=== WORK INSTRUCTION ===
Word for word, print every entry below.

=== Collected data entries ===
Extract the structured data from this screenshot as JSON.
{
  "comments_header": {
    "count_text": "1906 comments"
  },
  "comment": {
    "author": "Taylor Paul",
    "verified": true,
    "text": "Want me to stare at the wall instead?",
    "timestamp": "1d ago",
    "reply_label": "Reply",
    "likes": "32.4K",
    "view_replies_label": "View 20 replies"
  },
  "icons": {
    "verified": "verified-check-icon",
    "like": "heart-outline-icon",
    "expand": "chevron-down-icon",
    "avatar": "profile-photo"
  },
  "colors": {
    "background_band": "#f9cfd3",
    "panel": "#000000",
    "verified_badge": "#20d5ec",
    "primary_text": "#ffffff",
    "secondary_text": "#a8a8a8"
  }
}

=== YOUR RESPONSE ===
Extract the structured data from this screenshot as JSON.
{
  "comments_header": {
    "count_text": "1906 comments"
  },
  "comment": {
    "author": "Taylor Paul",
    "verified": true,
    "text": "Want me to stare at the wall instead?",
    "timestamp": "1d ago",
    "reply_label": "Reply",
    "likes": "32.4K",
    "view_replies_label": "View 20 replies"
  },
  "icons": {
    "verified": "verified-check-icon",
    "like": "heart-outline-icon",
    "expand": "chevron-down-icon",
    "avatar": "profile-photo"
  },
  "colors": {
    "background_band": "#f9cfd3",
    "panel": "#000000",
    "verified_badge": "#20d5ec",
    "primary_text": "#ffffff",
    "secondary_text": "#a8a8a8"
  }
}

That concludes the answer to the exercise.